When it comes to audio, Harman Kardon is one of the most popular brands that one would come across, with a wide selection of speakers and headphones catering to different types of listeners – whether it be for indoor or outdoor use.

In this review, we’re looking at the Onyx Studio 6 – a Bluetooth speaker with an IPX7 rating which promises to deliver a combination of great sound quality and portability.


Onyx Studio 6 Review (41)The Onyx Studio 6 actually reminds me of those cassette players that had a handle in the middle so you can easily move them anywhere. In fact, it also looks like a handbag at an angle.

Onyx Studio 6 Review (30)It’s not ridiculously big that I’d call it bulky, but it’s big enough to fit it in as an art piece in your living room, on a table, or just about wherever you want to place it. At 2,940 grams, it’s not much of a chore to hold it and move it around.

As mentioned earlier, the speaker has an IPX7 rating, which means it should survive being accidentally dropped into water up to 1m deep for 30 minutes. This means you can safely take this to a pool party without worry. (Source)

Onyx Studio 6 Review (2)The front has the Harman Kardon branding along with a bunch of physical buttons that can be used to control playback, volume, and for pairing with another device.

Onyx Studio 6 Review (12)There’s also an LED indicator for pairing and charging. The base is also made of a rubbery material which adds a ton of grip.

Onyx Studio 6 Review (47)At the back, you’ll find a service port, a charging port, and an auxiliary port just in case you want to use it wired. All are covered by a flap.


For its price tag of PhP12,799 (via OnWard), Onyx Studio 6 is what you’d call barebones. There’s no Wi-Fi, and no Google Assistant or Alexa, so those looking to integrate this into their Smart ecosystem will probably want to look elsewhere. There’s also no companion app, so you’ll have to rely on your source device if you want to use, say an equalizer.

What it does offer is the ability to be hooked up with another Onyx Studio 6 to enhance the listening experience.
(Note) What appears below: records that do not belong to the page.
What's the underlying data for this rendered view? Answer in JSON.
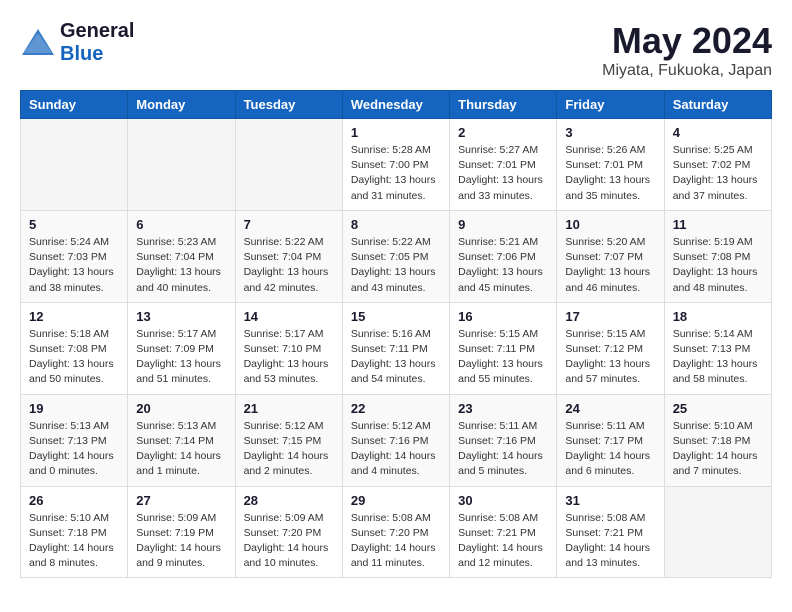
{
  "header": {
    "logo_general": "General",
    "logo_blue": "Blue",
    "month": "May 2024",
    "location": "Miyata, Fukuoka, Japan"
  },
  "weekdays": [
    "Sunday",
    "Monday",
    "Tuesday",
    "Wednesday",
    "Thursday",
    "Friday",
    "Saturday"
  ],
  "weeks": [
    [
      {
        "day": "",
        "info": ""
      },
      {
        "day": "",
        "info": ""
      },
      {
        "day": "",
        "info": ""
      },
      {
        "day": "1",
        "info": "Sunrise: 5:28 AM\nSunset: 7:00 PM\nDaylight: 13 hours\nand 31 minutes."
      },
      {
        "day": "2",
        "info": "Sunrise: 5:27 AM\nSunset: 7:01 PM\nDaylight: 13 hours\nand 33 minutes."
      },
      {
        "day": "3",
        "info": "Sunrise: 5:26 AM\nSunset: 7:01 PM\nDaylight: 13 hours\nand 35 minutes."
      },
      {
        "day": "4",
        "info": "Sunrise: 5:25 AM\nSunset: 7:02 PM\nDaylight: 13 hours\nand 37 minutes."
      }
    ],
    [
      {
        "day": "5",
        "info": "Sunrise: 5:24 AM\nSunset: 7:03 PM\nDaylight: 13 hours\nand 38 minutes."
      },
      {
        "day": "6",
        "info": "Sunrise: 5:23 AM\nSunset: 7:04 PM\nDaylight: 13 hours\nand 40 minutes."
      },
      {
        "day": "7",
        "info": "Sunrise: 5:22 AM\nSunset: 7:04 PM\nDaylight: 13 hours\nand 42 minutes."
      },
      {
        "day": "8",
        "info": "Sunrise: 5:22 AM\nSunset: 7:05 PM\nDaylight: 13 hours\nand 43 minutes."
      },
      {
        "day": "9",
        "info": "Sunrise: 5:21 AM\nSunset: 7:06 PM\nDaylight: 13 hours\nand 45 minutes."
      },
      {
        "day": "10",
        "info": "Sunrise: 5:20 AM\nSunset: 7:07 PM\nDaylight: 13 hours\nand 46 minutes."
      },
      {
        "day": "11",
        "info": "Sunrise: 5:19 AM\nSunset: 7:08 PM\nDaylight: 13 hours\nand 48 minutes."
      }
    ],
    [
      {
        "day": "12",
        "info": "Sunrise: 5:18 AM\nSunset: 7:08 PM\nDaylight: 13 hours\nand 50 minutes."
      },
      {
        "day": "13",
        "info": "Sunrise: 5:17 AM\nSunset: 7:09 PM\nDaylight: 13 hours\nand 51 minutes."
      },
      {
        "day": "14",
        "info": "Sunrise: 5:17 AM\nSunset: 7:10 PM\nDaylight: 13 hours\nand 53 minutes."
      },
      {
        "day": "15",
        "info": "Sunrise: 5:16 AM\nSunset: 7:11 PM\nDaylight: 13 hours\nand 54 minutes."
      },
      {
        "day": "16",
        "info": "Sunrise: 5:15 AM\nSunset: 7:11 PM\nDaylight: 13 hours\nand 55 minutes."
      },
      {
        "day": "17",
        "info": "Sunrise: 5:15 AM\nSunset: 7:12 PM\nDaylight: 13 hours\nand 57 minutes."
      },
      {
        "day": "18",
        "info": "Sunrise: 5:14 AM\nSunset: 7:13 PM\nDaylight: 13 hours\nand 58 minutes."
      }
    ],
    [
      {
        "day": "19",
        "info": "Sunrise: 5:13 AM\nSunset: 7:13 PM\nDaylight: 14 hours\nand 0 minutes."
      },
      {
        "day": "20",
        "info": "Sunrise: 5:13 AM\nSunset: 7:14 PM\nDaylight: 14 hours\nand 1 minute."
      },
      {
        "day": "21",
        "info": "Sunrise: 5:12 AM\nSunset: 7:15 PM\nDaylight: 14 hours\nand 2 minutes."
      },
      {
        "day": "22",
        "info": "Sunrise: 5:12 AM\nSunset: 7:16 PM\nDaylight: 14 hours\nand 4 minutes."
      },
      {
        "day": "23",
        "info": "Sunrise: 5:11 AM\nSunset: 7:16 PM\nDaylight: 14 hours\nand 5 minutes."
      },
      {
        "day": "24",
        "info": "Sunrise: 5:11 AM\nSunset: 7:17 PM\nDaylight: 14 hours\nand 6 minutes."
      },
      {
        "day": "25",
        "info": "Sunrise: 5:10 AM\nSunset: 7:18 PM\nDaylight: 14 hours\nand 7 minutes."
      }
    ],
    [
      {
        "day": "26",
        "info": "Sunrise: 5:10 AM\nSunset: 7:18 PM\nDaylight: 14 hours\nand 8 minutes."
      },
      {
        "day": "27",
        "info": "Sunrise: 5:09 AM\nSunset: 7:19 PM\nDaylight: 14 hours\nand 9 minutes."
      },
      {
        "day": "28",
        "info": "Sunrise: 5:09 AM\nSunset: 7:20 PM\nDaylight: 14 hours\nand 10 minutes."
      },
      {
        "day": "29",
        "info": "Sunrise: 5:08 AM\nSunset: 7:20 PM\nDaylight: 14 hours\nand 11 minutes."
      },
      {
        "day": "30",
        "info": "Sunrise: 5:08 AM\nSunset: 7:21 PM\nDaylight: 14 hours\nand 12 minutes."
      },
      {
        "day": "31",
        "info": "Sunrise: 5:08 AM\nSunset: 7:21 PM\nDaylight: 14 hours\nand 13 minutes."
      },
      {
        "day": "",
        "info": ""
      }
    ]
  ]
}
It can also be paired with up to two devices at once, so no need to go into the nitty-gritty of having to re-pair just to switch your source.

Sound and Connectivity

Onyx Studio 6 Review (33)What it lacks in features, it makes up in terms of sound. Onyx Studio 6 can get loud, and I mean ridiculously loud for its size, and even in high volume, I couldn’t hear any noticeable distortion or crack in the sound.

You want bass? this has bass.. lots of it, but not too much. bass is well-mannered and does not overwhelm the other frequencies.

If you like vocal tracks, the Onyx Studio 6 delivers luscious, sweet, clear vocals without any hint of harshness, which makes it great for long listening sessions.

The treble isn’t piercing, but with just the right emphasis to be bright enough that it’s lively but not so much that it’ll kill your ears.

Throughout my time of testing the device, I didn’t encounter any connectivity issues. The only notable thing to point out is that there’s a tiny bit of delay in the audio when watching say, YouTube videos.

Battery Life

Continuously playing music with volume at around 40% to 60% and two devices connected most of the time, the Onyx Studio 6 managed to churn out almost 18 hours of uptime. That is much much more than the 8 hours that’s stated in the manual.


For its price, a lot would consider the Onyx Studio 6 lacking in features, and to an extent, I do agree. But to those who prioritize sound over everything else, and want a speaker that sounds great, is portable, offers good battery life, and can play a role as a decorative piece of art, that is where it becomes worth the price.

Onyx Studio 6 Review 41
Our Verdict
Battery Life
What's Good
Well-balanced sound
Can get ridiculously loud for its size
Great battery life
Can be connected with two devices at the same time
Properly-priced (depending on your priorities)
What's Not
No smart features (Google Assistant, etc.)

Emman has been writing technical and feature articles since 2010. Prior to this, he became one of the instructors at Asia Pacific College in 2008, and eventually landed a job as Business Analyst and Technical Writer at Integrated Open Source Solutions for almost 3 years.